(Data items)
##############################
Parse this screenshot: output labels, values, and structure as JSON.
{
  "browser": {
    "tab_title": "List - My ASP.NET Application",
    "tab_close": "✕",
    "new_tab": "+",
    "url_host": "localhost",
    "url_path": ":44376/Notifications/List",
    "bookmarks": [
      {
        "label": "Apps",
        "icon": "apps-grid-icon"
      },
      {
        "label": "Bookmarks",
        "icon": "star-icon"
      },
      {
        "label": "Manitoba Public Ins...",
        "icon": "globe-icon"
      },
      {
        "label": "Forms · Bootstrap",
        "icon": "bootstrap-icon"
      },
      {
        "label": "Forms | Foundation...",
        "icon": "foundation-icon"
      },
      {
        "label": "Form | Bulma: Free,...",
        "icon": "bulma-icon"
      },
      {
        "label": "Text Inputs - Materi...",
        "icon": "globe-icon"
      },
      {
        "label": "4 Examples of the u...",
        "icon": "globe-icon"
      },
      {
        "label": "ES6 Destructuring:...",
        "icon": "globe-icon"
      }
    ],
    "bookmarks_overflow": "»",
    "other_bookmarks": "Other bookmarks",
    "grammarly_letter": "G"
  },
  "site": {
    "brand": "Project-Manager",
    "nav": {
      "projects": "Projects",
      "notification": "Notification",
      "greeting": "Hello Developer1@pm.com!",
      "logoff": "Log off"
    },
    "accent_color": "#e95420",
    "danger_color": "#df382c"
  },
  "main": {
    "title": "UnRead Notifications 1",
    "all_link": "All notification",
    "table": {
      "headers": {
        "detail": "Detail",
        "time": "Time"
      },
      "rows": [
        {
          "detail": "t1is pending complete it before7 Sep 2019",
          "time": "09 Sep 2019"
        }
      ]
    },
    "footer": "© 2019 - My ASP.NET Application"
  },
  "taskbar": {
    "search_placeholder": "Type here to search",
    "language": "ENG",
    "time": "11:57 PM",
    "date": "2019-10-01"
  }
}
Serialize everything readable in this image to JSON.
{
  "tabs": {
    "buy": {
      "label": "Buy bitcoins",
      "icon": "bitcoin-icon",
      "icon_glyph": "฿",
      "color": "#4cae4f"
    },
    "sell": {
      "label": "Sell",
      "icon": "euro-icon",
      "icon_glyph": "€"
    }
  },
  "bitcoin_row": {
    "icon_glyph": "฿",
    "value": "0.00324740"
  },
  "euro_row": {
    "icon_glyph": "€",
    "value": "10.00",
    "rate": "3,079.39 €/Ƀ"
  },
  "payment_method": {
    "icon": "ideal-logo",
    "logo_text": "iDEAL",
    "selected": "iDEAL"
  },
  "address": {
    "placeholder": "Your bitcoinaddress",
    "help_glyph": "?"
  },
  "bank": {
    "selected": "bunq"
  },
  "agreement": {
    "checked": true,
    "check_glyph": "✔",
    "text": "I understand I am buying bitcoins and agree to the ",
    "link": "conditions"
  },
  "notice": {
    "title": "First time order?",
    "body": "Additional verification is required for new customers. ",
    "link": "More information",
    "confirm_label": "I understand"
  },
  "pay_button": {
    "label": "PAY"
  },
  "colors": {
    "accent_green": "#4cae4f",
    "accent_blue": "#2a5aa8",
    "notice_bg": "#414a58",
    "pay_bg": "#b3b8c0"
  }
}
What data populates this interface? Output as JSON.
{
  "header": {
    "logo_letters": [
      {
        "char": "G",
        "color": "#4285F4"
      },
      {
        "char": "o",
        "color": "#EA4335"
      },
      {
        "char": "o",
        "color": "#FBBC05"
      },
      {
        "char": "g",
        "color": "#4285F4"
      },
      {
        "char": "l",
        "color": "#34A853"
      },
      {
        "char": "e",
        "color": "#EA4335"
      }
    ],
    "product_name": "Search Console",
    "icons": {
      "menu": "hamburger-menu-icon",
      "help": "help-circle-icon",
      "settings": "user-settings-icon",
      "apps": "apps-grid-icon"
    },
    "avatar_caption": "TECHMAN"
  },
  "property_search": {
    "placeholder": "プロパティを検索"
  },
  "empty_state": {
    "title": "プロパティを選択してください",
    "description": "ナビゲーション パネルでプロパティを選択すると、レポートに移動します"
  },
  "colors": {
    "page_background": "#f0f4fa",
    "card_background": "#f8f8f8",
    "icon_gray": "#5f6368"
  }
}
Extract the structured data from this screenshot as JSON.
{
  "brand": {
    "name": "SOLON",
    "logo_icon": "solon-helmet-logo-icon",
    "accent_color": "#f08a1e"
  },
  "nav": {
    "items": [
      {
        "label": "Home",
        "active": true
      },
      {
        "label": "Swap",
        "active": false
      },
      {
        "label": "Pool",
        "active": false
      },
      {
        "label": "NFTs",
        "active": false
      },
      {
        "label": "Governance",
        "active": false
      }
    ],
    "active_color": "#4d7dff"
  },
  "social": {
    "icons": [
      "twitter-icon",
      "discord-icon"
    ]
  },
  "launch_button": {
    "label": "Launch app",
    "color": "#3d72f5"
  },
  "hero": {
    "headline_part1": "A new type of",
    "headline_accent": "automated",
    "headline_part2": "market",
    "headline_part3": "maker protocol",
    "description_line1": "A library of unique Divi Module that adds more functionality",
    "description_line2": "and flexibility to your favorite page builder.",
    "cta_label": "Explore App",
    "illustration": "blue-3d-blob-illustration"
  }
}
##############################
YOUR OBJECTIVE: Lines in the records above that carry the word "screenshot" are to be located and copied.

REPLY TO THE EXERCISE:
Parse this screenshot: output labels, values, and structure as JSON.
Extract the structured data from this screenshot as JSON.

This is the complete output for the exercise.